He is at once the curator, the vice commissioner of Hong Kong at Venice Biennale Exhibition, the Chairman of Friends of Architecture and Hong Kong Architecture Centre, a member of the Steering Committee of Hong Kong Shenzhen Bi-City Biennale, the Board Director of Hong Kong Ambassadors of Design and also a faculty at the School of Design, The Hong Kong Polytechnic Univeristy. All in one.
At a make shift coffee joint tucked secretively in one of the many cock lofts in the old Central District, Alvin told his stories. We, the barista, another guest and her pet dog, Potato, were fortunate to hear his views and opinions on architecture.
Highlights of the interview can be read here:
If someone walked into your office on any given day, what would they see? Does that say something about yourself?
There's this blackboard you'd see... Before going to the AA, I did my undergraduate in Canada, so I was used to this kind of horizontality and the luxury of space. At the AA, soon I discovered that architecture is much less about whether you have desk space to generate a lot of feasible materials, it's more about the dialogue in architecture. We are still extremely pragmatic, we are producing, we are making, but that's not the center of the education. You know at the diploma school, you have a space like here [pointing to the cafe] about 3.5m by 3.5m, to be shared between two unites. So you can imagine Rem, and Zaha having 15 students, and then sharing the same room on [the other] side with Bernard Tschumi and his gang of 12 students, and come on it is almost impossible. This 3.5m^2 contained... I don't know... total intelligence, it's totally out of proportion [to] that room.
So on my blackboard there's nothing on it, I think I appreciate that space on the blackboard, because it's not a physical space. It's a space to be filled up, to be discovered. Back then, that's it, for education, we are not trying to, like HK people, fill up every corner.
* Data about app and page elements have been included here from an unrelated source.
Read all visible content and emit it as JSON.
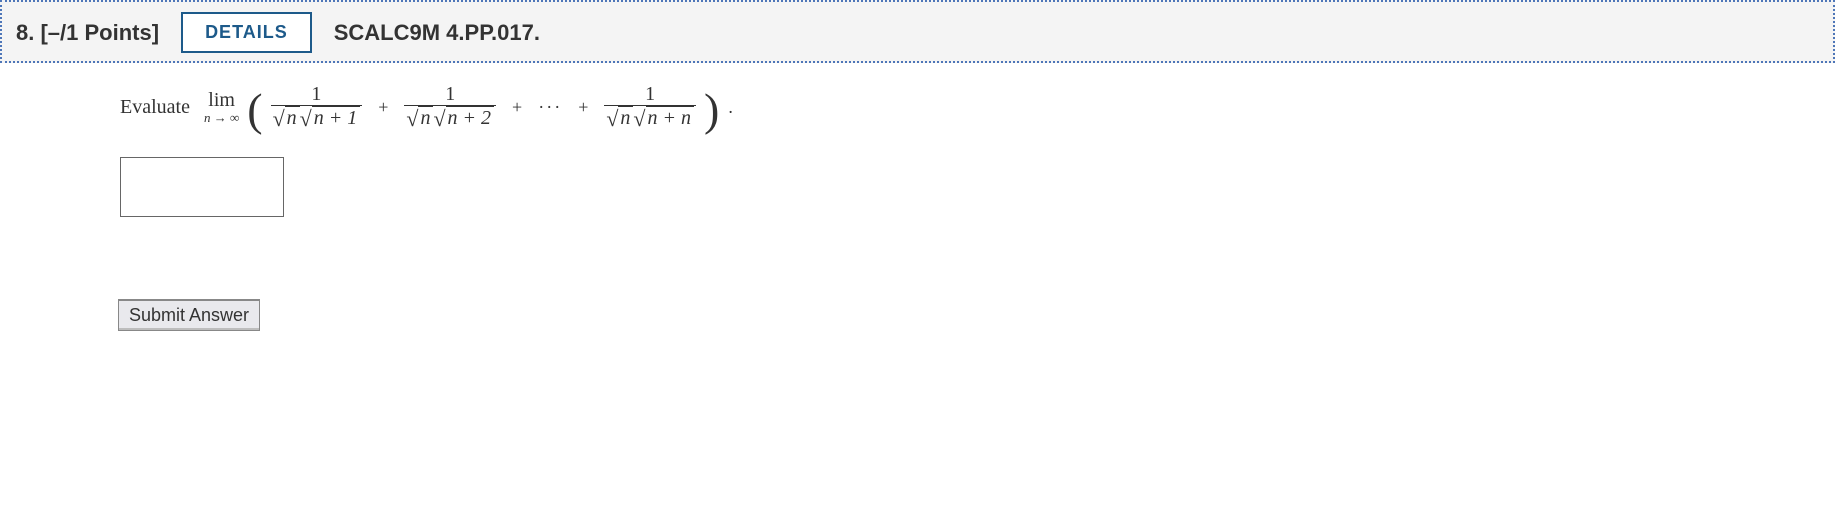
{
  "header": {
    "number": "8.",
    "points": "[–/1 Points]",
    "details_label": "DETAILS",
    "code": "SCALC9M 4.PP.017."
  },
  "prompt": {
    "prefix": "Evaluate",
    "lim_top": "lim",
    "lim_bot": "n → ∞",
    "term1_num": "1",
    "term1_den_outer_var": "n",
    "term1_den_inner": "n + 1",
    "term2_num": "1",
    "term2_den_outer_var": "n",
    "term2_den_inner": "n + 2",
    "ellipsis": "···",
    "term3_num": "1",
    "term3_den_outer_var": "n",
    "term3_den_inner": "n + n",
    "plus": "+",
    "period": "."
  },
  "answer": {
    "value": ""
  },
  "submit_label": "Submit Answer"
}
It was just a desk, chairs people cram in, and then we talk to show what they can show with two hands and then talk about it, and those discussions could continue forever. That's some of those memorable experience I kept in my space...
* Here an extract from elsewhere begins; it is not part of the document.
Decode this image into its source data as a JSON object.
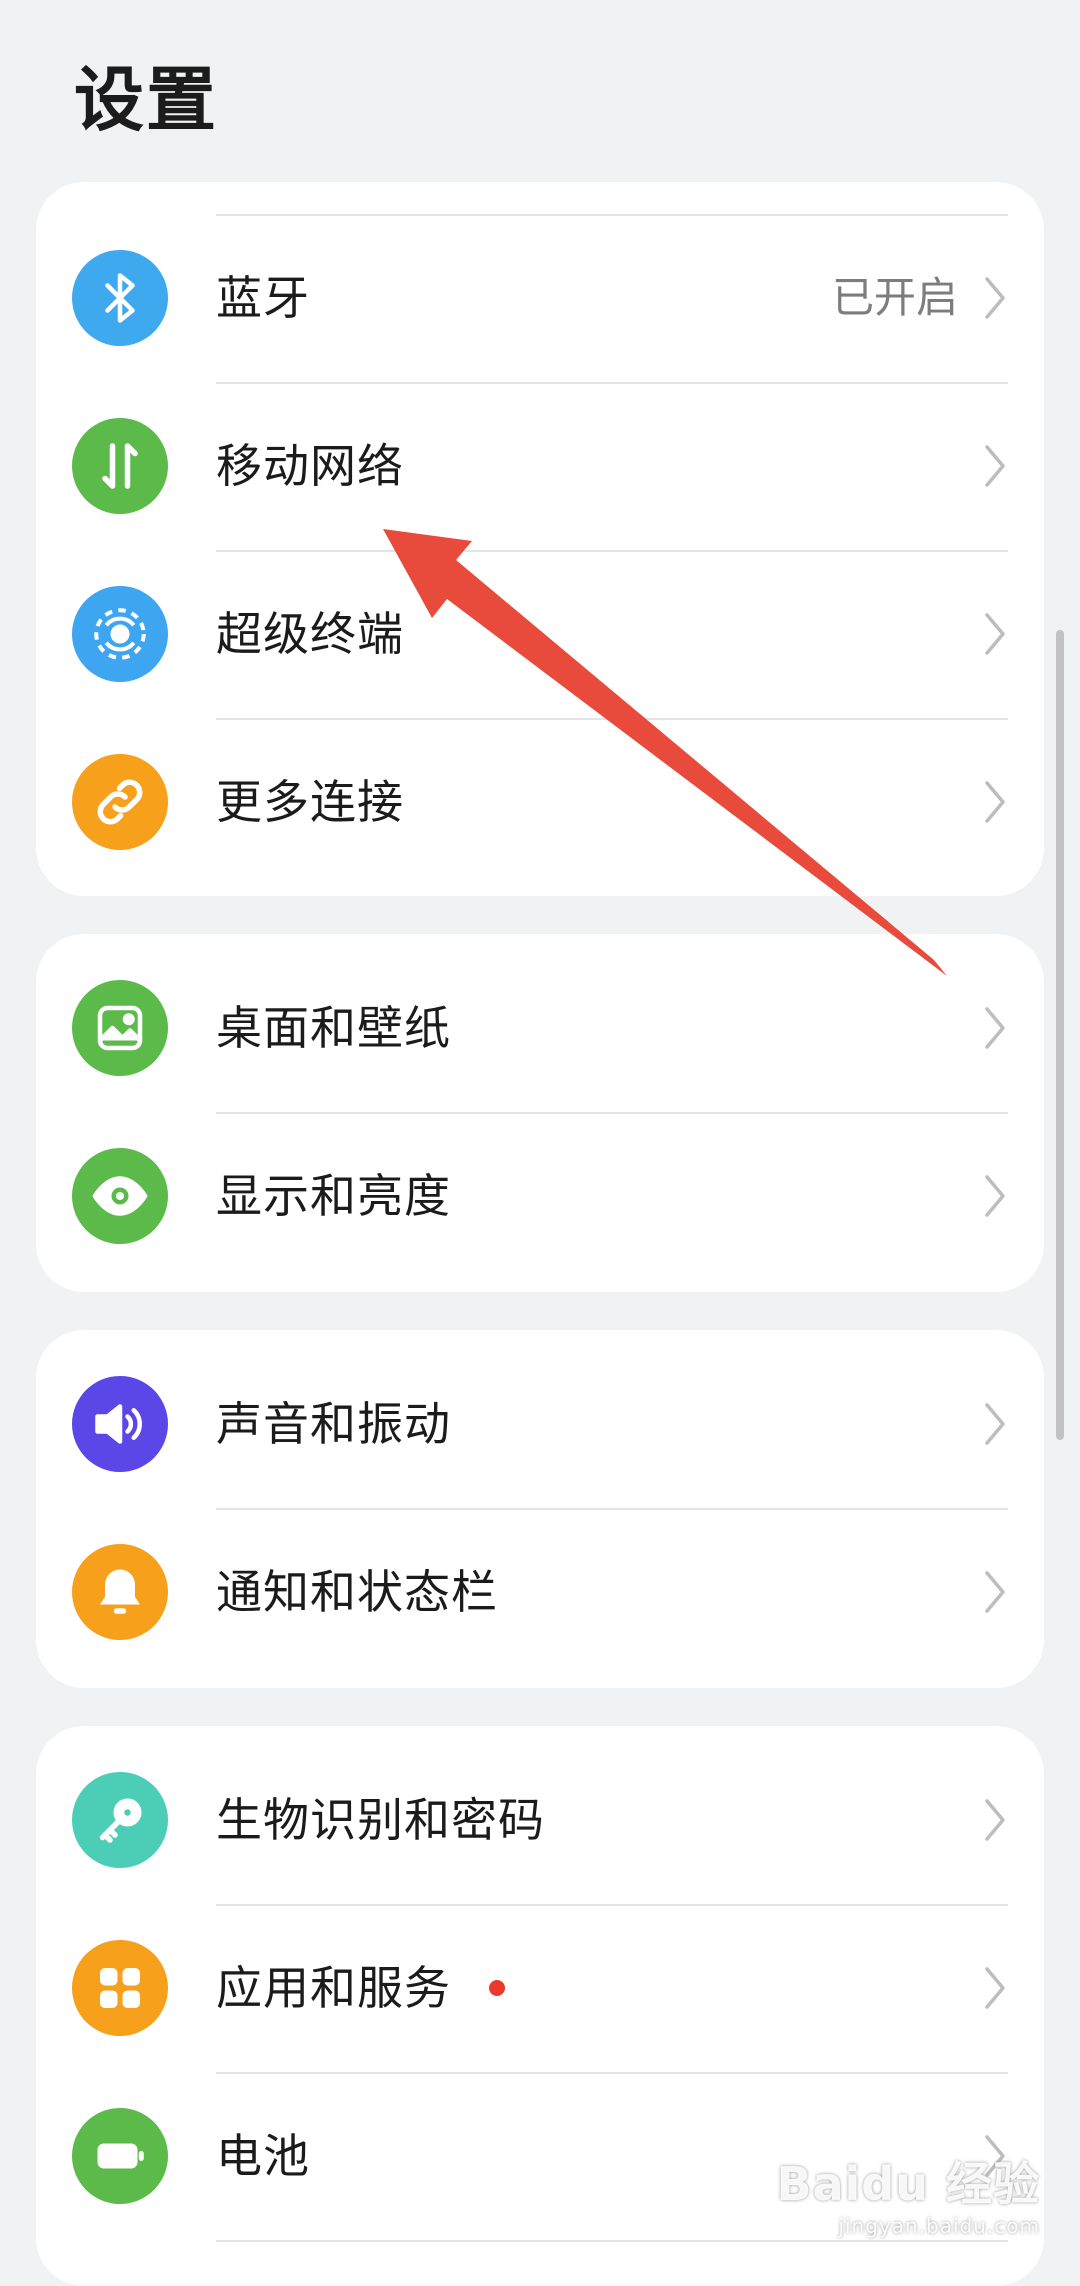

Having grown up in the last days of colonial HK, Canada, living & working in the UK, Rome, and so many places, would you say you share a common gene called the "lack of nationality / identity" with many people in HK? Do you find it precisely because of this lack of nationality trait, it is particularly difficult for HK design to become internationally acclaimed like Japanese Design / Swiss Design / American Design?
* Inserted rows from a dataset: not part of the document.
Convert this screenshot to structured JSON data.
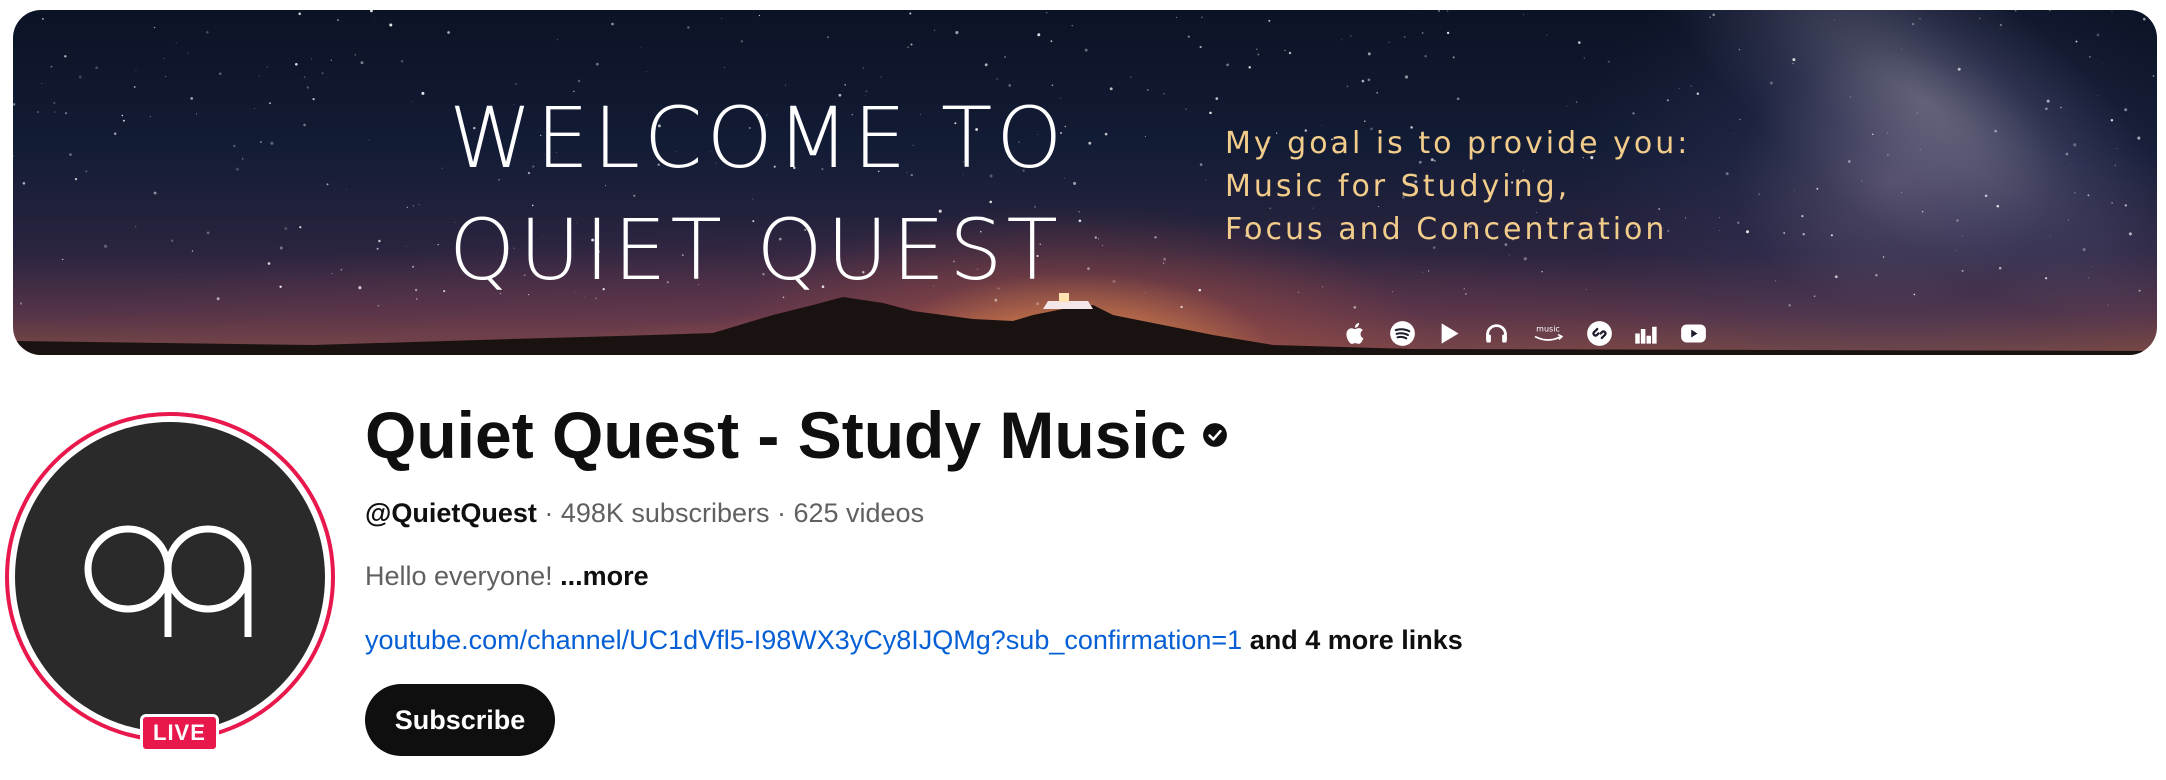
{
  "banner": {
    "title_line1": "WELCOME TO",
    "title_line2": "QUIET QUEST",
    "tagline": [
      "My goal is to provide you:",
      "Music for Studying,",
      "Focus and Concentration"
    ],
    "platform_icons": [
      "apple-icon",
      "spotify-icon",
      "google-play-icon",
      "deezer-icon",
      "amazon-music-icon",
      "shazam-icon",
      "bars-icon",
      "youtube-icon"
    ],
    "platform_amazon_label": "music"
  },
  "channel": {
    "name": "Quiet Quest - Study Music",
    "verified": true,
    "handle": "@QuietQuest",
    "separator": " · ",
    "subscribers": "498K subscribers",
    "videos": "625 videos",
    "description": "Hello everyone!",
    "more_label": "...more",
    "link": "youtube.com/channel/UC1dVfl5-I98WX3yCy8IJQMg?sub_confirmation=1",
    "more_links": "and 4 more links",
    "subscribe_label": "Subscribe",
    "live_label": "LIVE"
  },
  "colors": {
    "live_red": "#e8174c",
    "link_blue": "#065fd4",
    "tagline_gold": "#f2cc8a"
  }
}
I don't care too much about HK Identity. It's what the people do [in the city] that generates collective [memories] for those who move around the world, not about a single identity. Besides brand is easier to talk in a project/object, like selling nai wong bao (custard bun). Personally I don't buy Singaporean / Korean design. There are more important things than branding... [but] when you apply that to architectural design, it is indeed problematic now [for China].
There's no such thing as "Chinese-ness”, it became extremely difficult [to notice it] after modernism. Starchitects building in China is not after local / identity and many people are afraid of being criticized postmodern...People misunderstand the essence of cultural identity.
I think material is under estimated in cultural identity. People need to ask what is traditional craft and its relationship to material, because every culture has a different way and technology in dealing with materials. I remember Rocco Yim, a famous HK architect once asked. 'Is Chinese Architecture defined by 1) architecture designed by Chinese or 2 ) architecture design in China or 3) architecture related to Chinese tradition?"
These are three completely different perspectives. I don't believe in reducing the possibilities of Chinese architecture to the first and last perspective. As long as the land is there the people are there, heritages and traditions will continue [these are not the defining elements in generating innovative contemporary design] .
We will probably have to wait for another 10 - 15 years to see China’s [signature] contemporary design.
What does the term “sustainability” signify for your areas of expertise? Can you comment on its place in architecture/construction/development currently and what you see its place being as we move forward?
Sustainability, calls my attention to social / cultural sustainability. Applying the game idea, that means not to impose spaces by designers, but for them to be co-authored by the people. Hong Kong people are used to being less egocentric, is less about making hero, that means great potential for social sustainability to be viable in the city, also mean HK architects are more ready for public engagement by doing good community projects. We appreciated our skyline, precisely because it's not about a single authorship, it's about a collectiveness to build the city.
For the complete interview click here.